  • A single aggregate number of hours or,
  • As separate figures for hours worked doing different types of work for different rates of pay

The requirement comes into force on 6 April 2019, if you engage workers whose wages vary as a consequence of time worked you must ensure you have processes and software in place that can meet the requirements of this legislation to provide itemised payslips.

To watch out for;

7. Taylor Review consultations

Following Matthew Taylor’s review into the modern world of work and the report entitled “A Framework for Moderns Employment” jointly drafted by two government committees, we have seen the government announce four consultations which could potentially lead to the biggest change to employment status since 1996.

The four consultations include;

Aspire will be having our say on the Employment Status consultation as we believe the consultation has the potential to completely change how we determine employment status for tax and employment rights purposes and, as such, have wide ranging consequences for the entire UK labour market. If you would like to discuss any of the consultations, then please get in touch with us.

8. VAT threshold

Following the Chancellor’s brief Spring Statement, a consultation was launched with the aim of understanding the reasons why small businesses are deterred from exceeding the current VAT threshold of £85,000 and how they can tackle the problem.

It has been suggested that businesses are often put off from exceeding the VAT threshold due to the administration and financial impact being registered for VAT has on a business. A number of proposals are being consulted on. The government is trying to make VAT simple for business people to understand and operate, some of the proposals are;

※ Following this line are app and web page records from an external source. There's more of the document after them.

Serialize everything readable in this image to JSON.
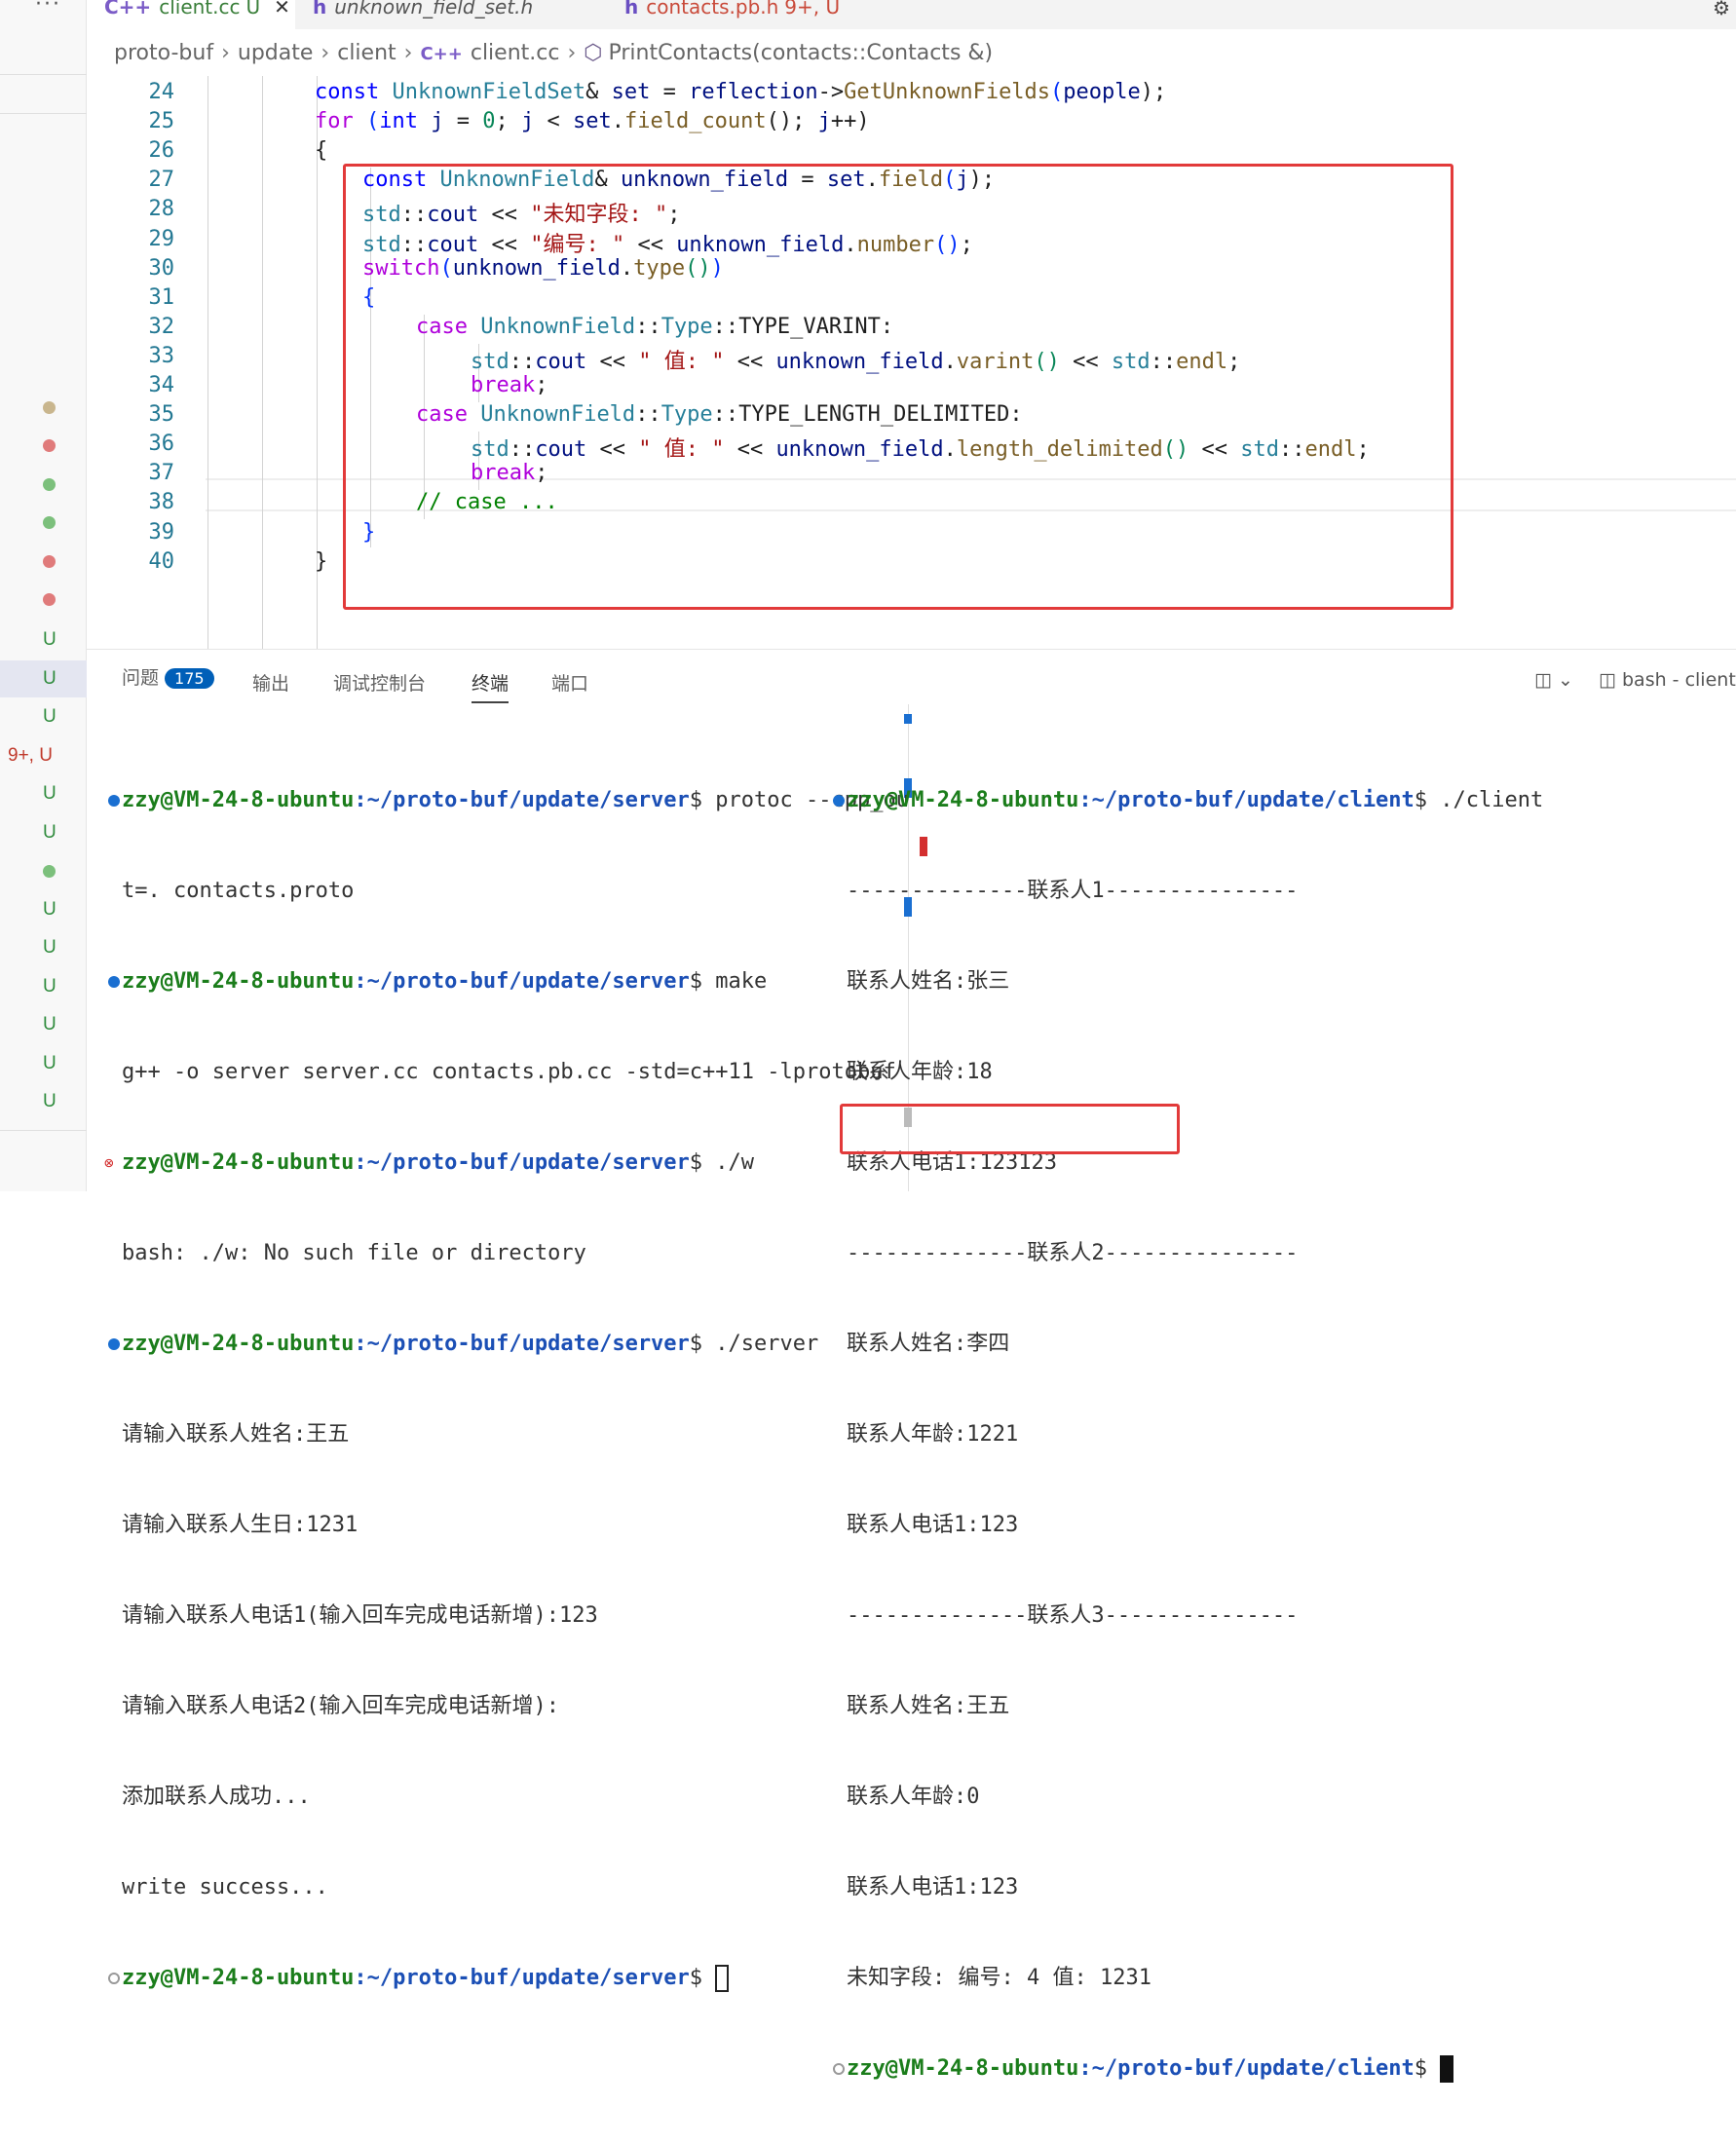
{
  "tabs": [
    {
      "icon": "C++",
      "name": "client.cc",
      "status": "U",
      "close": "✕"
    },
    {
      "icon": "h",
      "name": "unknown_field_set.h",
      "status": ""
    },
    {
      "icon": "h",
      "name": "contacts.pb.h",
      "status": "9+, U"
    }
  ],
  "breadcrumb": [
    "proto-buf",
    "update",
    "client",
    "client.cc",
    "PrintContacts(contacts::Contacts &)"
  ],
  "breadcrumb_cpp_icon": "C++",
  "activity": {
    "more": "···",
    "labels": [
      "U",
      "U",
      "U",
      "9+, U",
      "U",
      "U",
      "U",
      "U",
      "U",
      "U",
      "U",
      "U"
    ]
  },
  "editor": {
    "line_numbers": [
      "24",
      "25",
      "26",
      "27",
      "28",
      "29",
      "30",
      "31",
      "32",
      "33",
      "34",
      "35",
      "36",
      "37",
      "38",
      "39",
      "40"
    ]
  },
  "code_text": {
    "l24": {
      "a": "const ",
      "b": "UnknownFieldSet",
      "c": "& ",
      "d": "set",
      " e": "",
      "f": " = ",
      "g": "reflection",
      "h": "->",
      "i": "GetUnknownFields",
      "j": "(",
      "k": "people",
      "l": ");"
    },
    "l25": {
      "a": "for ",
      "b": "(",
      "c": "int ",
      "d": "j",
      " e": " = ",
      "f": "0",
      "g": "; ",
      "h": "j",
      "i": " < ",
      "j": "set",
      "k": ".",
      "l": "field_count",
      "m": "(); ",
      "n": "j",
      "o": "++)"
    },
    "l26": "{",
    "l27": {
      "a": "const ",
      "b": "UnknownField",
      "c": "& ",
      "d": "unknown_field",
      "e": " = ",
      "f": "set",
      "g": ".",
      "h": "field",
      "i": "(",
      "j": "j",
      "k": ");"
    },
    "l28": {
      "a": "std",
      "b": "::",
      "c": "cout",
      "d": " << ",
      "e": "\"未知字段: \"",
      "f": ";"
    },
    "l29": {
      "a": "std",
      "b": "::",
      "c": "cout",
      "d": " << ",
      "e": "\"编号: \"",
      "f": " << ",
      "g": "unknown_field",
      "h": ".",
      "i": "number",
      "j": "()",
      "k": ";"
    },
    "l30": {
      "a": "switch",
      "b": "(",
      "c": "unknown_field",
      "d": ".",
      "e": "type",
      "f": "()",
      "g": ")"
    },
    "l31": "{",
    "l32": {
      "a": "case ",
      "b": "UnknownField",
      "c": "::",
      "d": "Type",
      "e": "::",
      "f": "TYPE_VARINT",
      "g": ":"
    },
    "l33": {
      "a": "std",
      "b": "::",
      "c": "cout",
      "d": " << ",
      "e": "\" 值: \"",
      "f": " << ",
      "g": "unknown_field",
      "h": ".",
      "i": "varint",
      "j": "()",
      "k": " << ",
      "l": "std",
      "m": "::",
      "n": "endl",
      "o": ";"
    },
    "l34": {
      "a": "break",
      "b": ";"
    },
    "l35": {
      "a": "case ",
      "b": "UnknownField",
      "c": "::",
      "d": "Type",
      "e": "::",
      "f": "TYPE_LENGTH_DELIMITED",
      "g": ":"
    },
    "l36": {
      "a": "std",
      "b": "::",
      "c": "cout",
      "d": " << ",
      "e": "\" 值: \"",
      "f": " << ",
      "g": "unknown_field",
      "h": ".",
      "i": "length_delimited",
      "j": "()",
      "k": " << ",
      "l": "std",
      "m": "::",
      "n": "endl",
      "o": ";"
    },
    "l37": {
      "a": "break",
      "b": ";"
    },
    "l38": "// case ...",
    "l39": "}",
    "l40": "}"
  },
  "panel": {
    "tabs": [
      "问题",
      "输出",
      "调试控制台",
      "终端",
      "端口"
    ],
    "problems_count": "175",
    "active_tab": "终端",
    "terminal_name": "bash - client"
  },
  "terminal_left": {
    "prompt_user": "zzy@VM-24-8-ubuntu",
    "path_server": ":~/proto-buf/update/server",
    "dollar": "$ ",
    "cmd1": "protoc --cpp_ou",
    "cmd1b": "t=. contacts.proto",
    "cmd2": "make",
    "out2": "g++ -o server server.cc contacts.pb.cc -std=c++11 -lprotobuf",
    "cmd3": "./w",
    "out3": "bash: ./w: No such file or directory",
    "cmd4": "./server",
    "out4": [
      "请输入联系人姓名:王五",
      "请输入联系人生日:1231",
      "请输入联系人电话1(输入回车完成电话新增):123",
      "请输入联系人电话2(输入回车完成电话新增):",
      "添加联系人成功...",
      "write success..."
    ],
    "err_mark": "⊗"
  },
  "terminal_right": {
    "prompt_user": "zzy@VM-24-8-ubuntu",
    "path_client": ":~/proto-buf/update/client",
    "dollar": "$ ",
    "cmd": "./client",
    "lines": [
      "--------------联系人1---------------",
      "联系人姓名:张三",
      "联系人年龄:18",
      "联系人电话1:123123",
      "--------------联系人2---------------",
      "联系人姓名:李四",
      "联系人年龄:1221",
      "联系人电话1:123",
      "--------------联系人3---------------",
      "联系人姓名:王五",
      "联系人年龄:0",
      "联系人电话1:123"
    ],
    "unknown_line": "未知字段: 编号: 4 值: 1231"
  },
  "colors": {
    "highlight_box": "#e23a3a",
    "accent": "#005fb8",
    "prompt_green": "#1b7d1b",
    "path_blue": "#1b4fb5"
  }
}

  • Applying the threshold over 2 years instead of 1 year
  • Applying different VAT rates based on the turnover of a business. This would work in a similar way to the Flat Rate Scheme
  • Allow businesses to exceed the threshold by 50% for a single year without registering. If the business exceeds the 50% cushion or the threshold for over 12 months the business must register

See our news item here.

It is crucial that any changes are simple for business people to understand and operate. We will keep you updated on any further information in relation to the consultation.

9. Will new IR35 rules (already in place for the public sector) be introduced into the private sector?

The Autumn Budget announced that a consultation on how best to implement the IR35 changes, which took effect in the public sector from 6th April 2017, into the private sector would be published in 2018.

We are yet to see the consultation published but have heard many tales that it will be here before we know it.

Aspire will keep you updated.

Aspire can help…

Every year employers are given a new tranche of obligations and requirements to comply with and are often given very little in the way of support. Aspire believe that with suitable planning and preparation, you can successfully complete your “to do list” with ease!

If you would like to discuss any of your obligations or any upcoming changes, please do not hesitate to get in touch with Aspire.